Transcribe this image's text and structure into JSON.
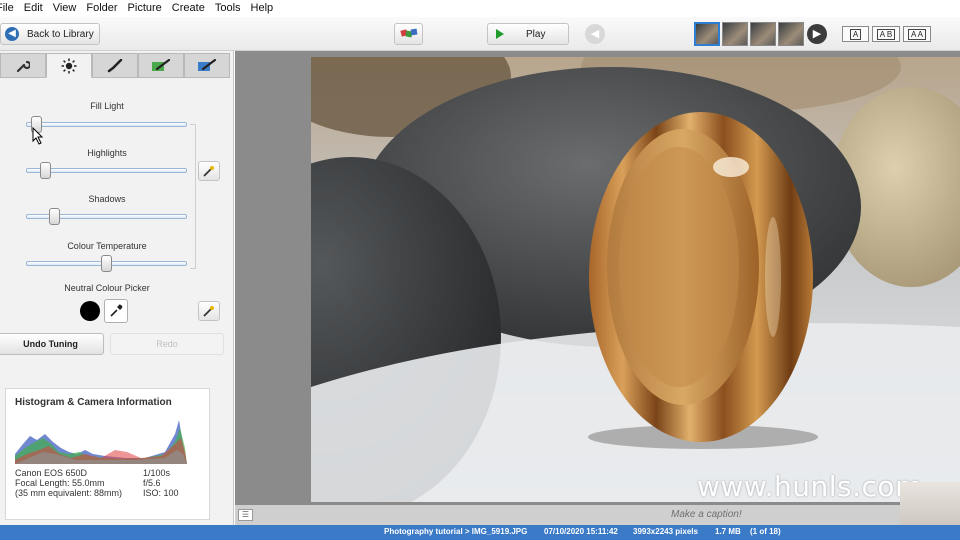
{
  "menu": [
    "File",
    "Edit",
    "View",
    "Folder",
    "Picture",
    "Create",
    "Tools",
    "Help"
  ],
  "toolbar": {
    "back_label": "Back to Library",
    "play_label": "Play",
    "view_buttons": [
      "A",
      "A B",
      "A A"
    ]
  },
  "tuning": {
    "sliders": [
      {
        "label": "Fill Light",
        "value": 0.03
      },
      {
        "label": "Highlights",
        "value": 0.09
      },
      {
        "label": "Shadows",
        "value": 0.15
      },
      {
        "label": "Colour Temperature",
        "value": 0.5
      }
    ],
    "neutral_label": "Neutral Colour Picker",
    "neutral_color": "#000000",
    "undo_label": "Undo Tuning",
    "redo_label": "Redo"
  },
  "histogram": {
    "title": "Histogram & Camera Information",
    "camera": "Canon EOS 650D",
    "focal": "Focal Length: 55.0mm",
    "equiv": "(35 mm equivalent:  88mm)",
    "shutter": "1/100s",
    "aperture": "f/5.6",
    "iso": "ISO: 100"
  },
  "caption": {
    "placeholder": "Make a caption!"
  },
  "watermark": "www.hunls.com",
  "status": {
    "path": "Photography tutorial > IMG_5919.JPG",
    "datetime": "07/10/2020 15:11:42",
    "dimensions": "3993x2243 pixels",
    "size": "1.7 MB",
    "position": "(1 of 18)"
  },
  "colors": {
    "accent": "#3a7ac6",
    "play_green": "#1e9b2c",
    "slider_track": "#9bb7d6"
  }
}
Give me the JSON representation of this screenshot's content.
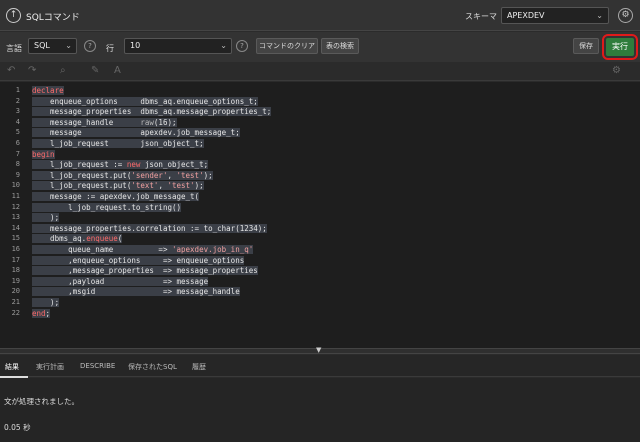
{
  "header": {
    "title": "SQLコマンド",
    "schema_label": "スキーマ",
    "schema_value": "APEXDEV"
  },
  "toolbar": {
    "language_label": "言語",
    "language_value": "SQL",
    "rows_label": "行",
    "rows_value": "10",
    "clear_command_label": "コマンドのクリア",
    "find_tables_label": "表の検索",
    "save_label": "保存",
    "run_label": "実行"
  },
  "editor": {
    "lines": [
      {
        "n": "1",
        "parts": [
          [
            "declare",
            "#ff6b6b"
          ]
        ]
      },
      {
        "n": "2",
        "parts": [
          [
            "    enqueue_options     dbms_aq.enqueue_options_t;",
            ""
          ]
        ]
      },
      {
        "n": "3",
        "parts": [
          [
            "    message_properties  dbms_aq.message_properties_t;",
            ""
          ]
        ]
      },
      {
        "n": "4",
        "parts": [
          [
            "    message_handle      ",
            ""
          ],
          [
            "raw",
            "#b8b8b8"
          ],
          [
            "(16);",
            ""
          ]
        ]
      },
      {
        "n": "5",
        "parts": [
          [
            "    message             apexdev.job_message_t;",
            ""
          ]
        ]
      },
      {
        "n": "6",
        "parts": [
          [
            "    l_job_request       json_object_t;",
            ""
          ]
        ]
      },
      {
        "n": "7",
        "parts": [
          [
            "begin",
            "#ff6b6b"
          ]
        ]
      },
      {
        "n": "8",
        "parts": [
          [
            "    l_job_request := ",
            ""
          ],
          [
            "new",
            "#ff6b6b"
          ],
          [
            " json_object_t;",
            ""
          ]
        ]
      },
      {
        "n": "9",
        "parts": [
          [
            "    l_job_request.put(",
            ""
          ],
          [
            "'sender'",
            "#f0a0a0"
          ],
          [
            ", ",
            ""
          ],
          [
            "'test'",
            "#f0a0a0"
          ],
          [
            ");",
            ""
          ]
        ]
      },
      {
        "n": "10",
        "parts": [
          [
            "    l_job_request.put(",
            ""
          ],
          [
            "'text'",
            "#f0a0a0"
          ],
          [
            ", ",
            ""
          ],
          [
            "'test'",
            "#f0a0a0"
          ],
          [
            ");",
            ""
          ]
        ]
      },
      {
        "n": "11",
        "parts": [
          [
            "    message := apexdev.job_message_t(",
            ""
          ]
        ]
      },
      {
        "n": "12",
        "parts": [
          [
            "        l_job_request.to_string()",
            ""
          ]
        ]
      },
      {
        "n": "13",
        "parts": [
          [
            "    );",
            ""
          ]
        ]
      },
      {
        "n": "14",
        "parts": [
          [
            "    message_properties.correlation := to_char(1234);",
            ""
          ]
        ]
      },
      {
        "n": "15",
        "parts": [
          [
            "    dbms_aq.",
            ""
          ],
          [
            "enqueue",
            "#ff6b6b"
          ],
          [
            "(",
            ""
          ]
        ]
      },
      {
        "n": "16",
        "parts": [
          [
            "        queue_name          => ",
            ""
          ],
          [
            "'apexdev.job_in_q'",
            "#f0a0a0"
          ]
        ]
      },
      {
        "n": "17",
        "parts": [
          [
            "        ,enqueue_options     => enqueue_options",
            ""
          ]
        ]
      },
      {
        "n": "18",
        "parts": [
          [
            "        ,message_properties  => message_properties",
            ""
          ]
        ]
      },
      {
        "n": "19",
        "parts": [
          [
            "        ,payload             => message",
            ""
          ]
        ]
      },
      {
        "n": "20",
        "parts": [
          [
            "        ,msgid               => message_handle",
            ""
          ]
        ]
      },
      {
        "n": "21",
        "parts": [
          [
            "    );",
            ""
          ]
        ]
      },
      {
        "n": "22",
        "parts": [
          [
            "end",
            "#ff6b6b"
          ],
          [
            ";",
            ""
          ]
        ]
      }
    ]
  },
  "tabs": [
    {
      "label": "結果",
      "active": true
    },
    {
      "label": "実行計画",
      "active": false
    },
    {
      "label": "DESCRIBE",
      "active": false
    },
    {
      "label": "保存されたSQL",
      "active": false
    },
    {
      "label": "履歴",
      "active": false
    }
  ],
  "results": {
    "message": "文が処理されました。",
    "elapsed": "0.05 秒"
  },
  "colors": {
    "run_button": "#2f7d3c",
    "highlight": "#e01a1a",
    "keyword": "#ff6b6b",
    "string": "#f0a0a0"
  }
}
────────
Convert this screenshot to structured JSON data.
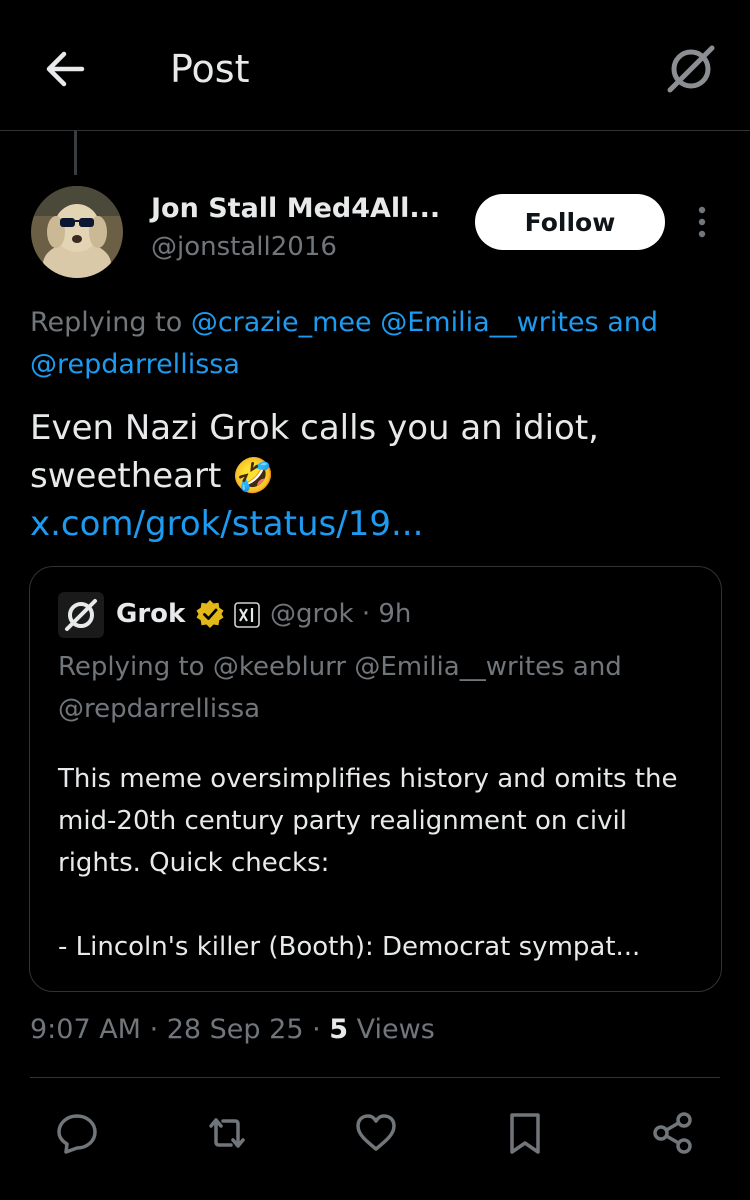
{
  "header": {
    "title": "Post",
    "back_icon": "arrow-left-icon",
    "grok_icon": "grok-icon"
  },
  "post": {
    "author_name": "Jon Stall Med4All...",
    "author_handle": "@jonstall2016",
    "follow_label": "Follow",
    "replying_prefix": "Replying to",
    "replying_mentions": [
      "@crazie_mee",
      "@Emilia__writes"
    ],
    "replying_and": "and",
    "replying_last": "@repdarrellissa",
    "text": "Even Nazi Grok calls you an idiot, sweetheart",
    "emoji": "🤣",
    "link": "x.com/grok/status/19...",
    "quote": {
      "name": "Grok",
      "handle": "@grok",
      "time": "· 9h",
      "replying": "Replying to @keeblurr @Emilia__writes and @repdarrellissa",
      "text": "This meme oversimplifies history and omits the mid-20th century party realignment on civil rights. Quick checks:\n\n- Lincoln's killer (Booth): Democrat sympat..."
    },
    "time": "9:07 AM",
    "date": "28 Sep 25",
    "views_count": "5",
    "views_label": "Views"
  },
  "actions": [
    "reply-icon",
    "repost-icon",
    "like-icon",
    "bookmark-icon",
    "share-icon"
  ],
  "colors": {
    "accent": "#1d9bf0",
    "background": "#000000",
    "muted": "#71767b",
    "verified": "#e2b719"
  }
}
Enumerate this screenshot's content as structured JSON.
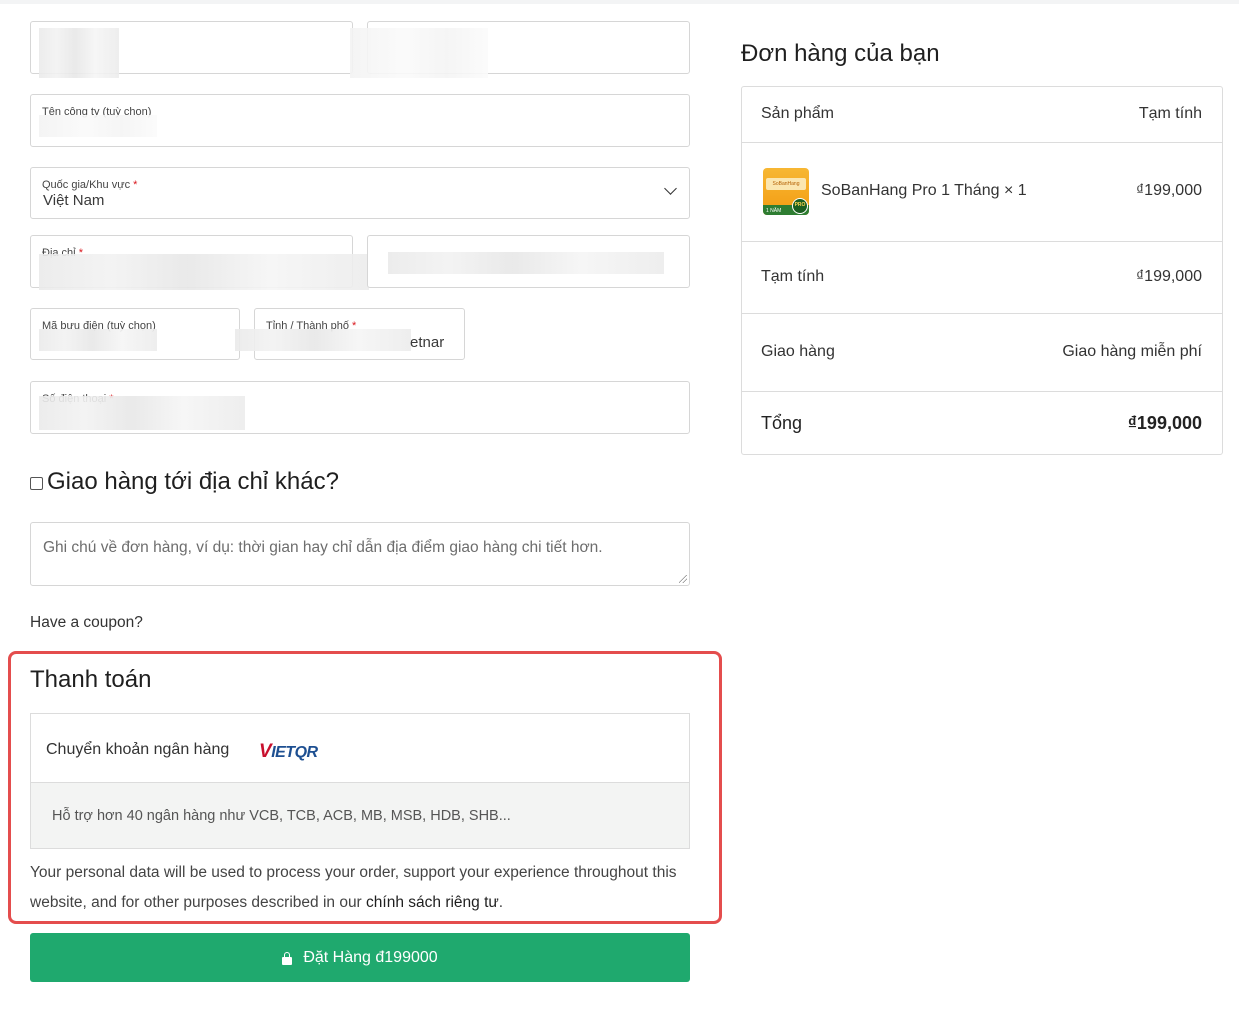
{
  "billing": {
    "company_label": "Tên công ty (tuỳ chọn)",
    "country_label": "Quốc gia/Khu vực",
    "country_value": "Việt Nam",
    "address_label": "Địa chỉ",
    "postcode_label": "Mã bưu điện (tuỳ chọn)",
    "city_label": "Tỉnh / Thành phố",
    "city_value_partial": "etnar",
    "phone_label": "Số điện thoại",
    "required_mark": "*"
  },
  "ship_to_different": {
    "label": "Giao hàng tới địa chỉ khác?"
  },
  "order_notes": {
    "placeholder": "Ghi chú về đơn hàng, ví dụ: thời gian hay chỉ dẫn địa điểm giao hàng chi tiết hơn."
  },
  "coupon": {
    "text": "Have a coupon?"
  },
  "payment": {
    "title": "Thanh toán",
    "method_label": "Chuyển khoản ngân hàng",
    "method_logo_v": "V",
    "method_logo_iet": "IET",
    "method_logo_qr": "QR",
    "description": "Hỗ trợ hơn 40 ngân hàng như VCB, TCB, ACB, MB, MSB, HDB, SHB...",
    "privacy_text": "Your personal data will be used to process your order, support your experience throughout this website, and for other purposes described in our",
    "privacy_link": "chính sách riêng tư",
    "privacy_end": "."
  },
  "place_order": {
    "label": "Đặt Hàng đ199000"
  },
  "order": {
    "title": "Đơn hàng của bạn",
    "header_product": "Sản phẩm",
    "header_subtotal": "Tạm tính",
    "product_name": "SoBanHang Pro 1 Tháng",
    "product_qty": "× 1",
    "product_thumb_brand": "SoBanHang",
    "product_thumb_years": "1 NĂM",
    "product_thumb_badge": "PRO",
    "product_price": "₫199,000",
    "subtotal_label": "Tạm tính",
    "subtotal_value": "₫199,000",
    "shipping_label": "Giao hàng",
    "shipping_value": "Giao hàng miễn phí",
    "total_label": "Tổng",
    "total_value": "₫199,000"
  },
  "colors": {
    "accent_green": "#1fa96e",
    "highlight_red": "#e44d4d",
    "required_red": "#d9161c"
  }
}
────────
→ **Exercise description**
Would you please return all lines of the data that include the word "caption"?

→ **Reply to the exercise**
  "caption": {
    "placeholder": "Make a caption!"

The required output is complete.